Every ostomate needs a functional ostomy appliance. But at times, they can experience problems such as discomfort and leakage. An ostomy belt can resolve this problem. It functions similarly to a belt. However, instead of holding pants up, it secures your ostomy bag so that it won’t fall or detach from the wafer.
Benefits of ostomy belts
Ostomy belts offer more than a sense of security. Here are some benefits this accessory may provide:
- It’s good for sensitive skin
You may get rashes if your ostomy bag constantly rubs against your skin, which can lead to an infection if left untreated. An ostomy belt can support your appliance and prevent skin irritation.
- It’s discreet
Adjusting to the ostomate life can be difficult since there are many ostomy accessories and supplies you have to get used to. An ostomy belt can offer the discreetness you might want, especially if you’re just starting out. You can transition into your normal daily activities with confidence.
- It’s comfortable
You won’t feel the weight of your appliance with an ostomy belt on because it holds the bag instead of letting gravity weigh it down. It’s also stretchy and adjustable, so you can achieve a perfect fit.
- It reduces chances of hernia and infection
A hernia happens when internal parts of the body press against weakened or strained muscles. This creates a bulge or lump behind your stoma. As an ostomate, you may be prone to this condition because your abdominal wall may have weakened from surgery. By wearing an ostomy belt, you can prevent damage to the stoma.
What should you consider before getting ostomy belts?
The need for an ostomy belt depends on a case-to-case basis. Some ostomates need it, while some don’t. That’s because every ostomy— whether it is an ileostomy, colostomy, or urostomy, is unique. Of course, there are a lot of factors to consider. Here are some examples:
Your appliance type
If you’re using a convex appliance, then your ostomy nurse may not recommend that you pair it with an ostomy belt. This ostomy system is designed to curve inward towards your stoma so that it sits firmly on your skin.
In some instances, using an ostomy belt might apply too much pressure on your stoma. It can also cause sores that may lead to ulcers under the wafer. So, before purchasing this accessory, consult a healthcare professional and examine the following first:
The construction of your stoma
Check how it protrudes from your skin. Does it look sunken or uneven?
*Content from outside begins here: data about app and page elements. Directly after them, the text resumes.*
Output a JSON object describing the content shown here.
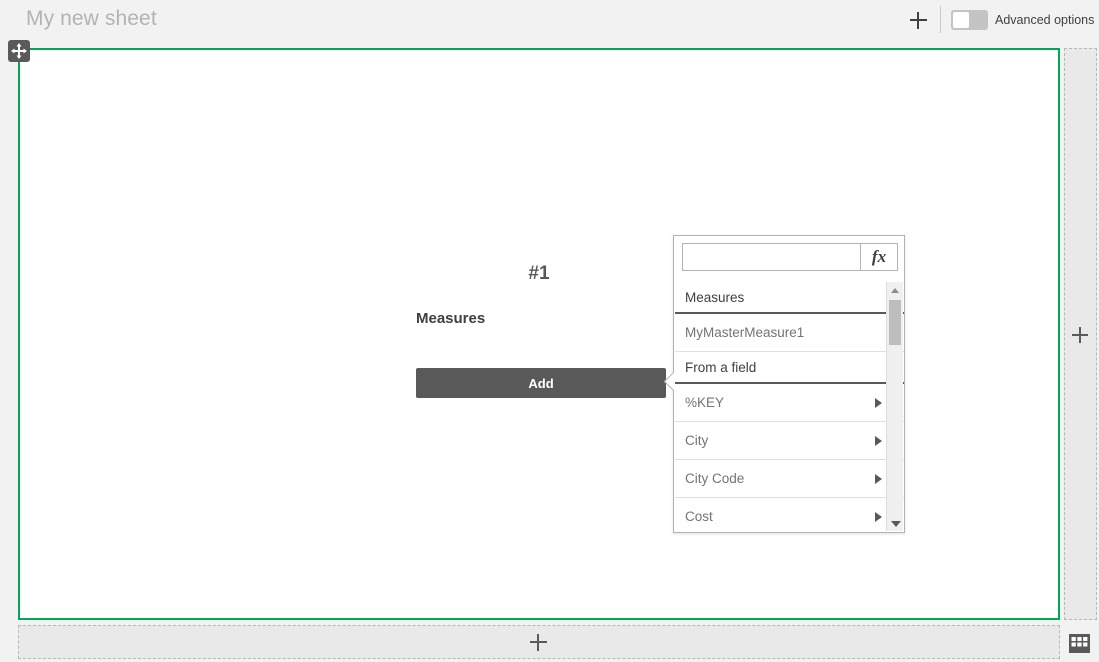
{
  "header": {
    "sheet_title": "My new sheet",
    "add_sheet_icon": "plus-icon",
    "advanced_options_label": "Advanced options",
    "advanced_options_state": "off"
  },
  "canvas": {
    "move_handle_icon": "move-arrows-icon",
    "border_color": "#00a94f",
    "object": {
      "title": "#1",
      "section_label": "Measures",
      "add_button_label": "Add"
    }
  },
  "dropzones": {
    "right_label": "+",
    "bottom_label": "+",
    "right_icon": "plus-icon",
    "bottom_icon": "plus-icon"
  },
  "footer": {
    "grid_icon": "grid-table-icon"
  },
  "popover": {
    "search_value": "",
    "search_placeholder": "",
    "expression_button_label": "fx",
    "expression_button_icon": "fx-icon",
    "scroll_up_icon": "chevron-up-icon",
    "scroll_down_icon": "chevron-down-icon",
    "sections": [
      {
        "header": "Measures",
        "items": [
          {
            "label": "MyMasterMeasure1",
            "has_arrow": false
          }
        ]
      },
      {
        "header": "From a field",
        "items": [
          {
            "label": "%KEY",
            "has_arrow": true
          },
          {
            "label": "City",
            "has_arrow": true
          },
          {
            "label": "City Code",
            "has_arrow": true
          },
          {
            "label": "Cost",
            "has_arrow": true
          }
        ]
      }
    ]
  }
}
If that’s the case, you might not need to use an ostomy belt because your stoma is below skin level.
The skin around your stoma
The condition of the skin around your stoma can affect your need for an ostomy belt, too. Ostomy experts might suggest you don’t use one if you have folds, scars, or creases that could affect the security of your pouching system. On the other hand, you may want to purchase an ostomy support belt if you have a hernia to keep it from getting worse.
Condition of your flange
You may need an ostomy belt if you often see the edges of your barrier lifting. That means the appliance is not sticking well to your skin. It might be because of moisture or the condition of the skin around your stoma. Extra security may help your ostomy system last longer.
Leakage from your pouching system
Along with your skin barrier lifting, your ostomy appliance may also leak from time to time. Some output can escape from your ostomy bag because your skin might be uneven or have other conditions affecting how secure the pouch is.
Sometimes, you cannot pair a brand’s product with other brands because they’re not compatible with each other. You might want to check out your belt if it has hooks that fit your chosen ostomy appliance. For example, a special Brava belt has four belt hooks that can only fit a Sensura Mio wafer.
Physical activities might stress your ostomy appliance. Excessive movement from exercise or sports can loosen your pouch from its grasp. An adjustable ostomy belt can make you more confident whenever you engage in physical activities because it keeps your pouch intact even when you’re energetically moving.
What to remember when wearing an ostomy belt
Manufacturers style their belts differently. So it’s important to confirm your belt’s specifications before you purchase it. However, the practices below can be a good rule of thumb:
- Check the box
The best way to find where you’ll clasp the hook is on the box of your appliance. Some manufacturers like ConvaTec and Hollister place the hole on the sides of the pouch at 3 and 9 o’clock positions. At the same time, some companies like Coloplast place it on the skin barrier. Other ostomy systems don’t have holes for hooks at all.
- Loop and clip
Once you get the right hook for your ostomy appliance, it’s time to wrap it around your abdomen. If you’re happy with its position, you can then lock it in place.
- Make some space
The best way to ensure that your belt isn’t too tight is by placing two fingers between your belt and skin. That way, you won’t develop other conditions like a hernia. If it’s too tight, you can adjust it for a more comfortable fit.
Ostomy belt care
An ostomy belt can last longer by gently washing it with cold water and mild soap then hanging it to dry. But it will still stretch over time as you use it repeatedly. That’s why the belt has to be replaced two to three times annually.
The best practice to maximize your experience as an ostomate is to consult your healthcare professional regarding the ostomy products you’ll use. They’ll be able to assist you depending on your needs. You can also contact Better Health for free samples and a free consultation with an expert. Call 415-475-8444 or visit https://joinbetter.com/ today.